Data records:
Start of Block
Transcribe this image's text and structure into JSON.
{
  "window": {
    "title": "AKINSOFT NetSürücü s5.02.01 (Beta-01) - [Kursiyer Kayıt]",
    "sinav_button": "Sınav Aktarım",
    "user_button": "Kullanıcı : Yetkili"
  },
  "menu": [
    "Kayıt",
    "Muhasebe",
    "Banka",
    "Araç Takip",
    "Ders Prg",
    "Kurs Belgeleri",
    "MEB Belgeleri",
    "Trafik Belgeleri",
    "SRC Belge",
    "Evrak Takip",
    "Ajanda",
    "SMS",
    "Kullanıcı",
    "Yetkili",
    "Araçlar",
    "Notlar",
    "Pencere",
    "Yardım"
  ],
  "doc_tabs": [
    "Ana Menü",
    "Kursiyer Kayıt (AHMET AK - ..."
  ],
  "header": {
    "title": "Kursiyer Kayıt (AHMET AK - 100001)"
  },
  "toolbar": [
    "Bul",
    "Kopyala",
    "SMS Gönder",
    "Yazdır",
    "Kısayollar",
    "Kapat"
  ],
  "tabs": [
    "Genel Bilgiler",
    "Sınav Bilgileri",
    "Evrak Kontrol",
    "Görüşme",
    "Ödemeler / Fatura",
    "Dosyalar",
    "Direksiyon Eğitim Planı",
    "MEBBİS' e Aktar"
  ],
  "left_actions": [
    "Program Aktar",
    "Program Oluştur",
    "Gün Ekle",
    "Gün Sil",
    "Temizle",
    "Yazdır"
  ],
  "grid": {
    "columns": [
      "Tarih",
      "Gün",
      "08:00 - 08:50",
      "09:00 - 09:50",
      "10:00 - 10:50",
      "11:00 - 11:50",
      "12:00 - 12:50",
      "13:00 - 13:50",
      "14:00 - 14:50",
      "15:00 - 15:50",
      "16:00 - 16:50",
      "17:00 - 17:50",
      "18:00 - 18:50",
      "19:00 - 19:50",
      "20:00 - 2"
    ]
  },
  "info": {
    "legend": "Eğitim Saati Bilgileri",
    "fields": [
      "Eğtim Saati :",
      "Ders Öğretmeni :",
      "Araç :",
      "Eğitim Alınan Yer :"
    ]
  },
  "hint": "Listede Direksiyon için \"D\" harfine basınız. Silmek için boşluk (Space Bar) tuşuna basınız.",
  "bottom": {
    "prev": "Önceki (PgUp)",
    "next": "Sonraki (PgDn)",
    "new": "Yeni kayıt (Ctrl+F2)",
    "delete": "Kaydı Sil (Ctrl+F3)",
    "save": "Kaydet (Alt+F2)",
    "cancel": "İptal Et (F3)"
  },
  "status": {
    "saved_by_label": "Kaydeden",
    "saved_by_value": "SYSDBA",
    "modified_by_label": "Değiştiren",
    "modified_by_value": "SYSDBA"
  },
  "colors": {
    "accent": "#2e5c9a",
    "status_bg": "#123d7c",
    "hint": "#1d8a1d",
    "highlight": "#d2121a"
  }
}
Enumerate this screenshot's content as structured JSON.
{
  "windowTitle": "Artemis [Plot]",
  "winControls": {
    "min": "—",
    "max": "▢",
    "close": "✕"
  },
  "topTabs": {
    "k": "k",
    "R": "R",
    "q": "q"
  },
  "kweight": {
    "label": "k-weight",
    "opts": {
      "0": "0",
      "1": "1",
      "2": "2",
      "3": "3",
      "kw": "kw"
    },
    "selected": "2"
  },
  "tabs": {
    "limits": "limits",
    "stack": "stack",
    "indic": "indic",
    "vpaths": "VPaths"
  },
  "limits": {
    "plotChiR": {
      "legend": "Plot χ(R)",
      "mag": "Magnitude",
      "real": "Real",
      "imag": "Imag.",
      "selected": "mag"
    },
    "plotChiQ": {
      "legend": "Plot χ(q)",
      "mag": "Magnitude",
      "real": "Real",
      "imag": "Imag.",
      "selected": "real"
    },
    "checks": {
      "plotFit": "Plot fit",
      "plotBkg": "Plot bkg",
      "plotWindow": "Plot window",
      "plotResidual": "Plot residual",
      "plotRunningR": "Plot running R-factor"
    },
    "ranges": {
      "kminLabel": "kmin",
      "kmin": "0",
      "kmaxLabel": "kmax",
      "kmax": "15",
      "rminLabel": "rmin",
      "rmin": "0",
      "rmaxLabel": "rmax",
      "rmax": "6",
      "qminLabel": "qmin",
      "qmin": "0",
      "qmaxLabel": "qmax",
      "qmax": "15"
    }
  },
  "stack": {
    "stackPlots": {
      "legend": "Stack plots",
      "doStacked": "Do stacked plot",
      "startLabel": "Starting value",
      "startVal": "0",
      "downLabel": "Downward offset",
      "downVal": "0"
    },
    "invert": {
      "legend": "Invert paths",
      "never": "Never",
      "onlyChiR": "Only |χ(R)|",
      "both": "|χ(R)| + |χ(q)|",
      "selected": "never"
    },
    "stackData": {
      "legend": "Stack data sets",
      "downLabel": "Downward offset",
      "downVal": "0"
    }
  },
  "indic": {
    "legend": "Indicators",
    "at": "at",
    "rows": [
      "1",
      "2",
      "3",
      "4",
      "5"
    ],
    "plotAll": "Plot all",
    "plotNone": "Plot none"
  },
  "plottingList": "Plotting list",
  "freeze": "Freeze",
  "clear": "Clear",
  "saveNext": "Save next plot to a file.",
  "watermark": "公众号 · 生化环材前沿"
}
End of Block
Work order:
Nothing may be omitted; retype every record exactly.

Output below:
Transcribe this image's text and structure into JSON.
{
  "window": {
    "title": "AKINSOFT NetSürücü s5.02.01 (Beta-01) - [Kursiyer Kayıt]",
    "sinav_button": "Sınav Aktarım",
    "user_button": "Kullanıcı : Yetkili"
  },
  "menu": [
    "Kayıt",
    "Muhasebe",
    "Banka",
    "Araç Takip",
    "Ders Prg",
    "Kurs Belgeleri",
    "MEB Belgeleri",
    "Trafik Belgeleri",
    "SRC Belge",
    "Evrak Takip",
    "Ajanda",
    "SMS",
    "Kullanıcı",
    "Yetkili",
    "Araçlar",
    "Notlar",
    "Pencere",
    "Yardım"
  ],
  "doc_tabs": [
    "Ana Menü",
    "Kursiyer Kayıt (AHMET AK - ..."
  ],
  "header": {
    "title": "Kursiyer Kayıt (AHMET AK - 100001)"
  },
  "toolbar": [
    "Bul",
    "Kopyala",
    "SMS Gönder",
    "Yazdır",
    "Kısayollar",
    "Kapat"
  ],
  "tabs": [
    "Genel Bilgiler",
    "Sınav Bilgileri",
    "Evrak Kontrol",
    "Görüşme",
    "Ödemeler / Fatura",
    "Dosyalar",
    "Direksiyon Eğitim Planı",
    "MEBBİS' e Aktar"
  ],
  "left_actions": [
    "Program Aktar",
    "Program Oluştur",
    "Gün Ekle",
    "Gün Sil",
    "Temizle",
    "Yazdır"
  ],
  "grid": {
    "columns": [
      "Tarih",
      "Gün",
      "08:00 - 08:50",
      "09:00 - 09:50",
      "10:00 - 10:50",
      "11:00 - 11:50",
      "12:00 - 12:50",
      "13:00 - 13:50",
      "14:00 - 14:50",
      "15:00 - 15:50",
      "16:00 - 16:50",
      "17:00 - 17:50",
      "18:00 - 18:50",
      "19:00 - 19:50",
      "20:00 - 2"
    ]
  },
  "info": {
    "legend": "Eğitim Saati Bilgileri",
    "fields": [
      "Eğtim Saati :",
      "Ders Öğretmeni :",
      "Araç :",
      "Eğitim Alınan Yer :"
    ]
  },
  "hint": "Listede Direksiyon için \"D\" harfine basınız. Silmek için boşluk (Space Bar) tuşuna basınız.",
  "bottom": {
    "prev": "Önceki (PgUp)",
    "next": "Sonraki (PgDn)",
    "new": "Yeni kayıt (Ctrl+F2)",
    "delete": "Kaydı Sil (Ctrl+F3)",
    "save": "Kaydet (Alt+F2)",
    "cancel": "İptal Et (F3)"
  },
  "status": {
    "saved_by_label": "Kaydeden",
    "saved_by_value": "SYSDBA",
    "modified_by_label": "Değiştiren",
    "modified_by_value": "SYSDBA"
  },
  "colors": {
    "accent": "#2e5c9a",
    "status_bg": "#123d7c",
    "hint": "#1d8a1d",
    "highlight": "#d2121a"
  }
}
Enumerate this screenshot's content as structured JSON.
{
  "windowTitle": "Artemis [Plot]",
  "winControls": {
    "min": "—",
    "max": "▢",
    "close": "✕"
  },
  "topTabs": {
    "k": "k",
    "R": "R",
    "q": "q"
  },
  "kweight": {
    "label": "k-weight",
    "opts": {
      "0": "0",
      "1": "1",
      "2": "2",
      "3": "3",
      "kw": "kw"
    },
    "selected": "2"
  },
  "tabs": {
    "limits": "limits",
    "stack": "stack",
    "indic": "indic",
    "vpaths": "VPaths"
  },
  "limits": {
    "plotChiR": {
      "legend": "Plot χ(R)",
      "mag": "Magnitude",
      "real": "Real",
      "imag": "Imag.",
      "selected": "mag"
    },
    "plotChiQ": {
      "legend": "Plot χ(q)",
      "mag": "Magnitude",
      "real": "Real",
      "imag": "Imag.",
      "selected": "real"
    },
    "checks": {
      "plotFit": "Plot fit",
      "plotBkg": "Plot bkg",
      "plotWindow": "Plot window",
      "plotResidual": "Plot residual",
      "plotRunningR": "Plot running R-factor"
    },
    "ranges": {
      "kminLabel": "kmin",
      "kmin": "0",
      "kmaxLabel": "kmax",
      "kmax": "15",
      "rminLabel": "rmin",
      "rmin": "0",
      "rmaxLabel": "rmax",
      "rmax": "6",
      "qminLabel": "qmin",
      "qmin": "0",
      "qmaxLabel": "qmax",
      "qmax": "15"
    }
  },
  "stack": {
    "stackPlots": {
      "legend": "Stack plots",
      "doStacked": "Do stacked plot",
      "startLabel": "Starting value",
      "startVal": "0",
      "downLabel": "Downward offset",
      "downVal": "0"
    },
    "invert": {
      "legend": "Invert paths",
      "never": "Never",
      "onlyChiR": "Only |χ(R)|",
      "both": "|χ(R)| + |χ(q)|",
      "selected": "never"
    },
    "stackData": {
      "legend": "Stack data sets",
      "downLabel": "Downward offset",
      "downVal": "0"
    }
  },
  "indic": {
    "legend": "Indicators",
    "at": "at",
    "rows": [
      "1",
      "2",
      "3",
      "4",
      "5"
    ],
    "plotAll": "Plot all",
    "plotNone": "Plot none"
  },
  "plottingList": "Plotting list",
  "freeze": "Freeze",
  "clear": "Clear",
  "saveNext": "Save next plot to a file.",
  "watermark": "公众号 · 生化环材前沿"
}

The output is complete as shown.